Why the public is blindly accepting the idea that their children's final outcomes can be standardised and preconceived by technocrats is beyond comprehension. Mind you there are now many teachers, using teaching intentions and WALTS, who have come to believe in such an uncreative 'clone like' teaching approach. It is anti democratic and anti individualistic more suited to the goals of communism - all about discouraging creativity and individual personality personality and more towards averaging and levelling of achievement - 'closing the gap' at all costs!
Already in America politicians are talking about firing the staff of unsuccessful schools as shown by testing under the catch call of accountability. Joseph would not hesitate! How can tests scores be compared between high and low decile schools - and do tests tell the whole story?
What is required is for educational leadership to 'fight for what is worth fighting for' to quote Fullan and Hargreaves. Remember it was Fullan who said, 'politicians always get it wrong'.
But leadership is one thing that is missing.
I wouldn't blame Russian principals for keeping their heads down but New Zealand is not yet so oppressive so there is still time.
Creative teacher ought to be valued for their enthusiasm , passion and relationships, not just unscientific and narrow test scores. Teachers are important influences in a childs' life and teachers know, through,experience, that many students who might struggle at school do well in life -and vice versa! And teachers know the debilitating effects of poverty on their students education success -something politicians are loath to admit.
In the 1930s Russian leaders rejected any notion of heredity and environment in education and that all students ( the one in five who currently fail according to Mrs Tolley) can succeed if teachers conformed to government expectations.
While the Russian leaders extolled the vital role of the teacher (as does Mrs Tolley) more emphasis was placed on conforming teachers to government expectation than improving the capacity of teachers to engage all students to help all students realize their full potential. In Russia teachers learnt to fear failure and to keep their heads down and toe the party line; a lesson now being learnt in New Zealand schools!
It is not too late for real leadership in our schools!
If leadership does not emerge school principals will have to accept their role in transforming teachers into technicians. What will be seen as a good teacher in the future will be a long way from the creativity that New Zealand teachers were once recognised worldwide for.
Education is fast becoming more about making teachers comply to government directives that helping all students realize their innate potential.
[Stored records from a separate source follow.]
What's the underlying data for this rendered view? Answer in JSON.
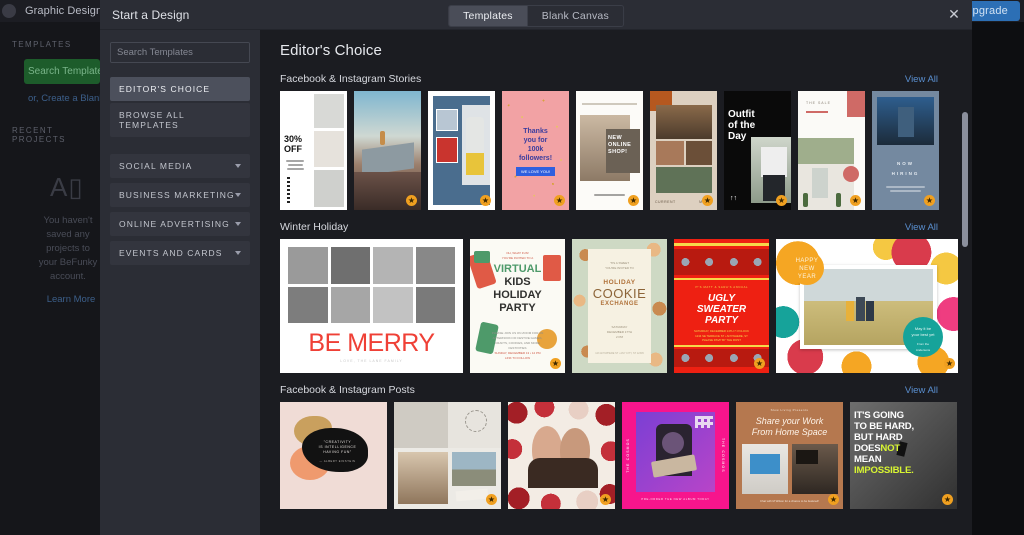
{
  "background_app": {
    "mode_label": "Graphic Designer",
    "upgrade_label": "Upgrade",
    "templates_header": "TEMPLATES",
    "search_templates_button": "Search Templates",
    "blank_canvas_link": "or, Create a Blank Canvas",
    "recent_projects_header": "RECENT PROJECTS",
    "empty_state_text": "You haven't saved any projects to your BeFunky account.",
    "learn_more_link": "Learn More"
  },
  "modal": {
    "title": "Start a Design",
    "close_icon": "close-icon",
    "tabs": [
      {
        "label": "Templates",
        "active": true
      },
      {
        "label": "Blank Canvas",
        "active": false
      }
    ],
    "search": {
      "placeholder": "Search Templates",
      "value": "",
      "button_icon": "search-icon"
    },
    "nav": {
      "primary": [
        {
          "label": "EDITOR'S CHOICE",
          "active": true
        },
        {
          "label": "BROWSE ALL TEMPLATES",
          "active": false
        }
      ],
      "categories": [
        {
          "label": "SOCIAL MEDIA",
          "expanded": false
        },
        {
          "label": "BUSINESS MARKETING",
          "expanded": false
        },
        {
          "label": "ONLINE ADVERTISING",
          "expanded": false
        },
        {
          "label": "EVENTS AND CARDS",
          "expanded": false
        }
      ]
    },
    "content": {
      "heading": "Editor's Choice",
      "view_all_label": "View All",
      "sections": [
        {
          "title": "Facebook & Instagram Stories",
          "kind": "story",
          "items": [
            {
              "name": "30% off fashion sale story",
              "pro": false
            },
            {
              "name": "cliff sunset adventure story",
              "pro": true
            },
            {
              "name": "street style collage story",
              "pro": true
            },
            {
              "name": "thanks for 100k followers story",
              "pro": true
            },
            {
              "name": "new online shop story",
              "pro": true
            },
            {
              "name": "current mood pottery story",
              "pro": true
            },
            {
              "name": "outfit of the day story",
              "pro": true
            },
            {
              "name": "the sale desert house story",
              "pro": true
            },
            {
              "name": "now hiring story",
              "pro": true
            }
          ]
        },
        {
          "title": "Winter Holiday",
          "kind": "holiday",
          "items": [
            {
              "name": "be merry photo grid",
              "pro": false,
              "wide": true
            },
            {
              "name": "virtual kids holiday party",
              "pro": true
            },
            {
              "name": "holiday cookie exchange",
              "pro": false
            },
            {
              "name": "ugly sweater party",
              "pro": true
            },
            {
              "name": "happy new year photo card",
              "pro": true,
              "wide": true
            }
          ]
        },
        {
          "title": "Facebook & Instagram Posts",
          "kind": "post",
          "items": [
            {
              "name": "creativity is intelligence having fun",
              "pro": false
            },
            {
              "name": "travel postcard collage",
              "pro": true
            },
            {
              "name": "floral couple frame",
              "pro": true
            },
            {
              "name": "the cosmos album promo",
              "pro": false
            },
            {
              "name": "share your work from home space",
              "pro": true
            },
            {
              "name": "it's going to be hard quote",
              "pro": true
            }
          ]
        }
      ]
    }
  },
  "thumb_texts": {
    "s1_pct": "30%",
    "s1_off": "OFF",
    "s4_l1": "Thanks",
    "s4_l2": "you for",
    "s4_l3": "100k",
    "s4_l4": "followers!",
    "s4_btn": "WE LOVE YOU!",
    "s5_l1": "NEW",
    "s5_l2": "ONLINE",
    "s5_l3": "SHOP!",
    "s6_left": "CURRENT",
    "s6_right": "MOOD",
    "s7_l1": "Outfit",
    "s7_l2": "of the",
    "s7_l3": "Day",
    "s8_l1": "THE SALE",
    "s9_l1": "NOW",
    "s9_l2": "HIRING",
    "h1_title": "BE MERRY",
    "h2_l1": "VIRTUAL",
    "h2_l2": "KIDS",
    "h2_l3": "HOLIDAY",
    "h2_l4": "PARTY",
    "h3_l1": "HOLIDAY",
    "h3_l2": "COOKIE",
    "h3_l3": "EXCHANGE",
    "h4_l1": "UGLY",
    "h4_l2": "SWEATER",
    "h4_l3": "PARTY",
    "h5_l1": "HAPPY",
    "h5_l2": "NEW",
    "h5_l3": "YEAR",
    "h5_c1": "May it be",
    "h5_c2": "your best yet",
    "h5_c3": "From the",
    "h5_c4": "Andersons",
    "p1_l1": "\"CREATIVITY",
    "p1_l2": "IS INTELLIGENCE",
    "p1_l3": "HAVING FUN\"",
    "p4_left": "THE COSMOS",
    "p4_right": "THE COSMOS",
    "p5_l1": "Share your Work",
    "p5_l2": "From Home Space",
    "p6_l1": "IT'S GOING",
    "p6_l2": "TO BE HARD,",
    "p6_l3": "BUT HARD",
    "p6_l4a": "DOES",
    "p6_l4b": "NOT",
    "p6_l5": "MEAN",
    "p6_l6": "IMPOSSIBLE.",
    "pro_badge_icon": "star-badge-icon"
  },
  "colors": {
    "modal_bg": "#2b2d35",
    "content_bg": "#1b1c21",
    "accent_blue": "#3d8bd8",
    "link_blue": "#5a8fd0",
    "pro_gold": "#f0a020",
    "upgrade_blue": "#2c6fb5",
    "nav_active": "#4c505c"
  }
}
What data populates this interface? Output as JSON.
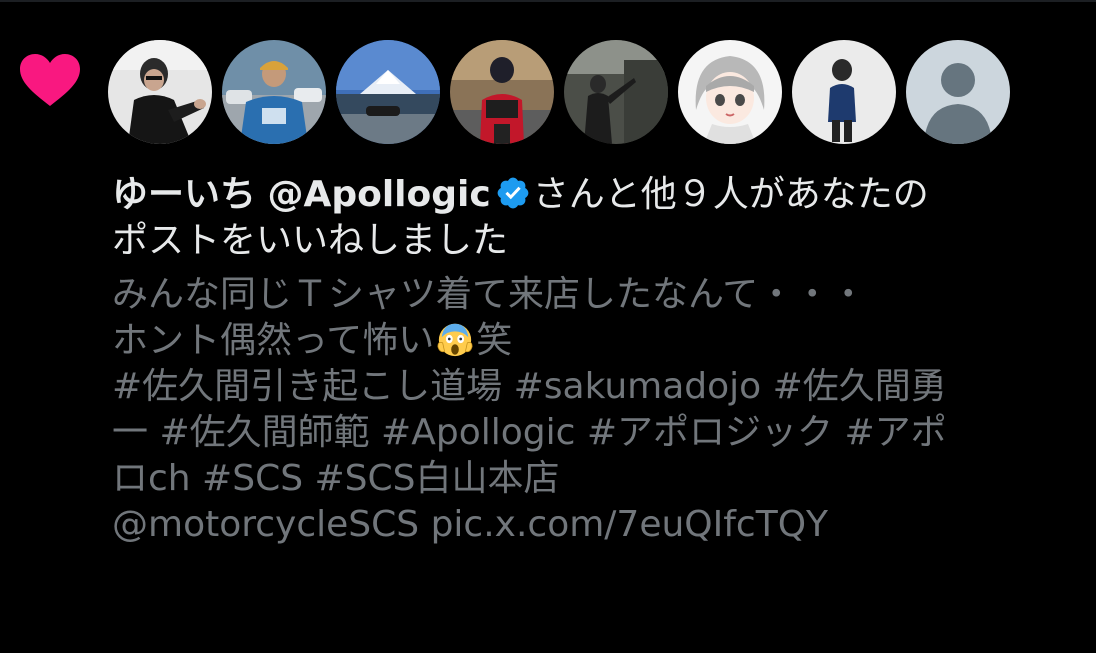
{
  "notification": {
    "type_icon": "heart-icon",
    "accent_color": "#f91880",
    "verified_color": "#1d9bf0",
    "avatars": [
      {
        "name": "avatar-1"
      },
      {
        "name": "avatar-2"
      },
      {
        "name": "avatar-3"
      },
      {
        "name": "avatar-4"
      },
      {
        "name": "avatar-5"
      },
      {
        "name": "avatar-6"
      },
      {
        "name": "avatar-7"
      },
      {
        "name": "avatar-8-default"
      }
    ],
    "headline": {
      "user_name": "ゆーいち",
      "user_handle": "@Apollogic",
      "verified_icon": "verified-badge-icon",
      "text_part1": "さんと他９人があなたの",
      "text_part2": "ポストをいいねしました"
    },
    "post": {
      "line1": "みんな同じＴシャツ着て来店したなんて・・・",
      "line2_text": "ホント偶然って怖い",
      "line2_emoji": "face-screaming-in-fear-emoji",
      "line2_suffix": "笑",
      "line3": "#佐久間引き起こし道場 #sakumadojo #佐久間勇",
      "line4": "一 #佐久間師範 #Apollogic #アポロジック #アポ",
      "line5": "ロch #SCS #SCS白山本店",
      "mention": "@motorcycleSCS",
      "link": "pic.x.com/7euQIfcTQY"
    }
  }
}
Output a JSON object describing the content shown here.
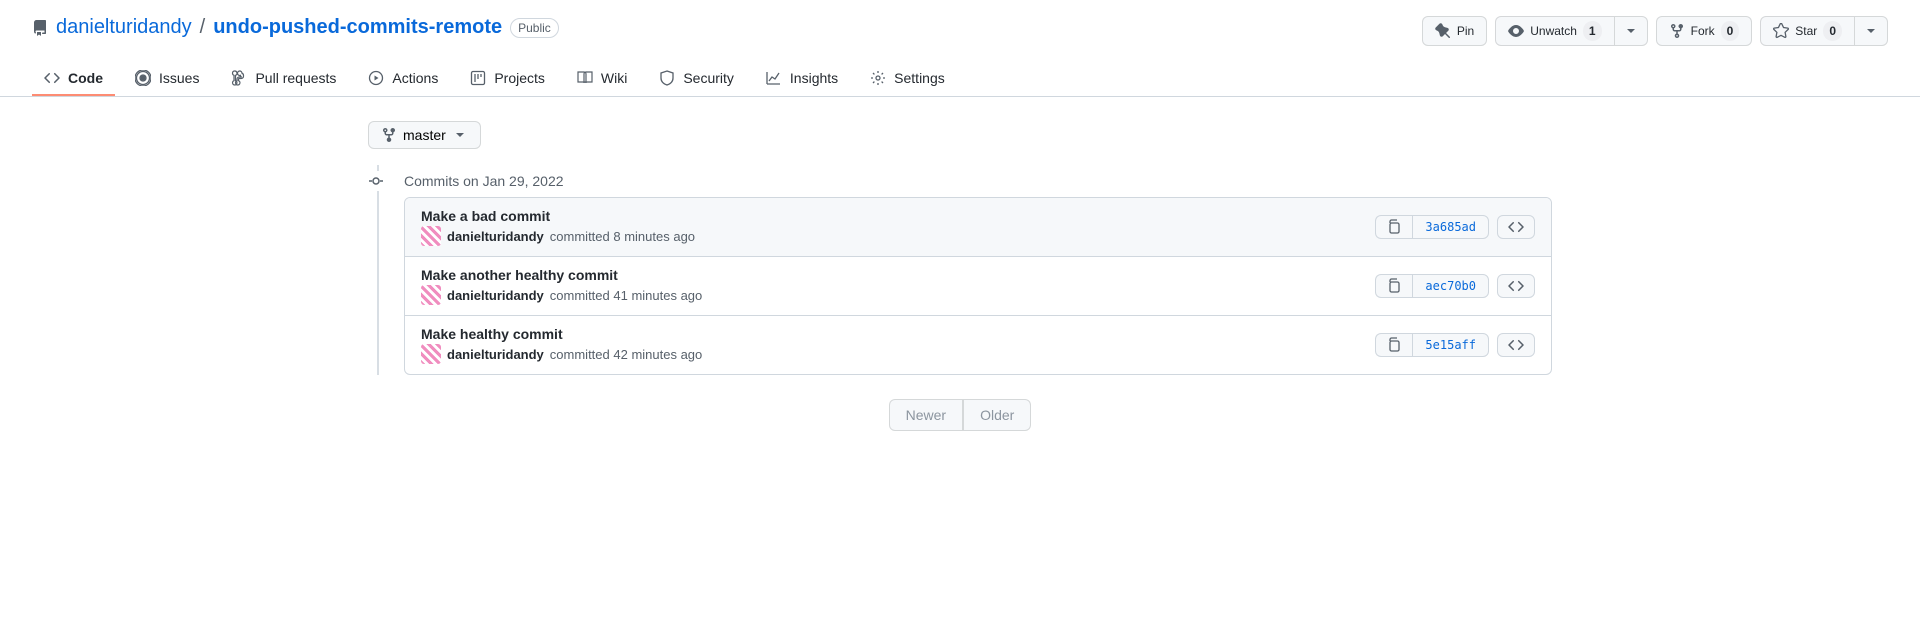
{
  "repo": {
    "owner": "danielturidandy",
    "name": "undo-pushed-commits-remote",
    "visibility": "Public"
  },
  "actions": {
    "pin": "Pin",
    "unwatch": "Unwatch",
    "unwatch_count": "1",
    "fork": "Fork",
    "fork_count": "0",
    "star": "Star",
    "star_count": "0"
  },
  "tabs": [
    {
      "label": "Code"
    },
    {
      "label": "Issues"
    },
    {
      "label": "Pull requests"
    },
    {
      "label": "Actions"
    },
    {
      "label": "Projects"
    },
    {
      "label": "Wiki"
    },
    {
      "label": "Security"
    },
    {
      "label": "Insights"
    },
    {
      "label": "Settings"
    }
  ],
  "branch": "master",
  "date_group": "Commits on Jan 29, 2022",
  "commits": [
    {
      "title": "Make a bad commit",
      "author": "danielturidandy",
      "time": "committed 8 minutes ago",
      "sha": "3a685ad"
    },
    {
      "title": "Make another healthy commit",
      "author": "danielturidandy",
      "time": "committed 41 minutes ago",
      "sha": "aec70b0"
    },
    {
      "title": "Make healthy commit",
      "author": "danielturidandy",
      "time": "committed 42 minutes ago",
      "sha": "5e15aff"
    }
  ],
  "pagination": {
    "newer": "Newer",
    "older": "Older"
  }
}
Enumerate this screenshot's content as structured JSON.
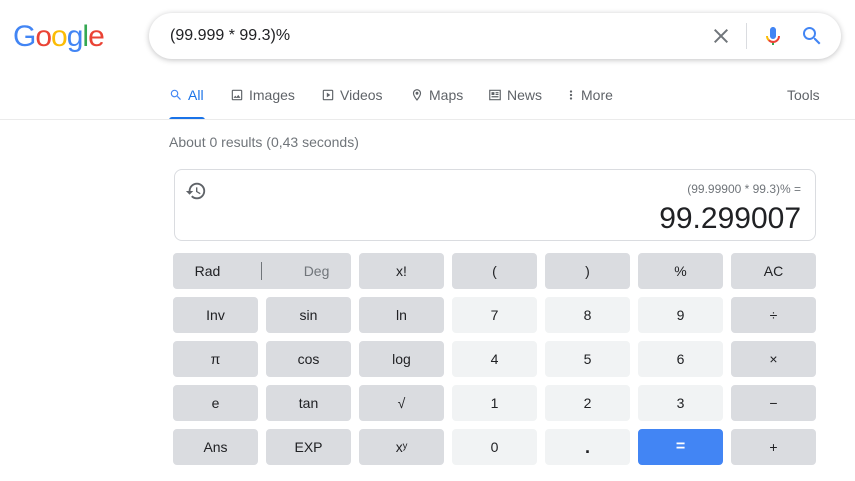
{
  "logo": {
    "letters": [
      {
        "ch": "G",
        "color": "#4285f4"
      },
      {
        "ch": "o",
        "color": "#ea4335"
      },
      {
        "ch": "o",
        "color": "#fbbc05"
      },
      {
        "ch": "g",
        "color": "#4285f4"
      },
      {
        "ch": "l",
        "color": "#34a853"
      },
      {
        "ch": "e",
        "color": "#ea4335"
      }
    ]
  },
  "search": {
    "query": "(99.999 * 99.3)%",
    "clear_icon": "close-icon",
    "mic_icon": "mic-icon",
    "search_icon": "search-icon"
  },
  "tabs": [
    {
      "label": "All",
      "icon": "search-icon",
      "active": true
    },
    {
      "label": "Images",
      "icon": "image-icon"
    },
    {
      "label": "Videos",
      "icon": "video-icon"
    },
    {
      "label": "Maps",
      "icon": "map-pin-icon"
    },
    {
      "label": "News",
      "icon": "news-icon"
    },
    {
      "label": "More",
      "icon": "more-vert-icon"
    }
  ],
  "tools_label": "Tools",
  "result_stats": "About 0 results (0,43 seconds)",
  "calculator": {
    "expression": "(99.99900 * 99.3)% =",
    "result": "99.299007",
    "history_icon": "history-icon",
    "mode": {
      "rad": "Rad",
      "deg": "Deg"
    },
    "keys": [
      [
        "x!",
        "(",
        ")",
        "%",
        "AC"
      ],
      [
        "Inv",
        "sin",
        "ln",
        "7",
        "8",
        "9",
        "÷"
      ],
      [
        "π",
        "cos",
        "log",
        "4",
        "5",
        "6",
        "×"
      ],
      [
        "e",
        "tan",
        "√",
        "1",
        "2",
        "3",
        "−"
      ],
      [
        "Ans",
        "EXP",
        "xʸ",
        "0",
        ".",
        "=",
        "+"
      ]
    ],
    "colors": {
      "function_key": "#dadce0",
      "number_key": "#f1f3f4",
      "equals_key": "#4285f4"
    }
  }
}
Mrs Tolley and her National Party with their standards, and through their future agenda uncovered by Kelvin Smythe, is destroying the creative fabric of education.
The Stalinisation of Soviet schools had a persuasive effect on Soviet life and as a result Soviet schools remained largely unchanged for fifty years.
Education reforms in USA , the UK (and coming soon to New Zealand) are leading schools to an era of measurable prescribed outcomes and deadening accountability rather than dynamic creativity - the cost is just too great.
A country in the twenty first century, an age of unpredictability, cannot afford to lose the spirit of creativity in their students - such dymanic creativity is the only thing that will ensure success in the interesting and challenging years that lie ahead.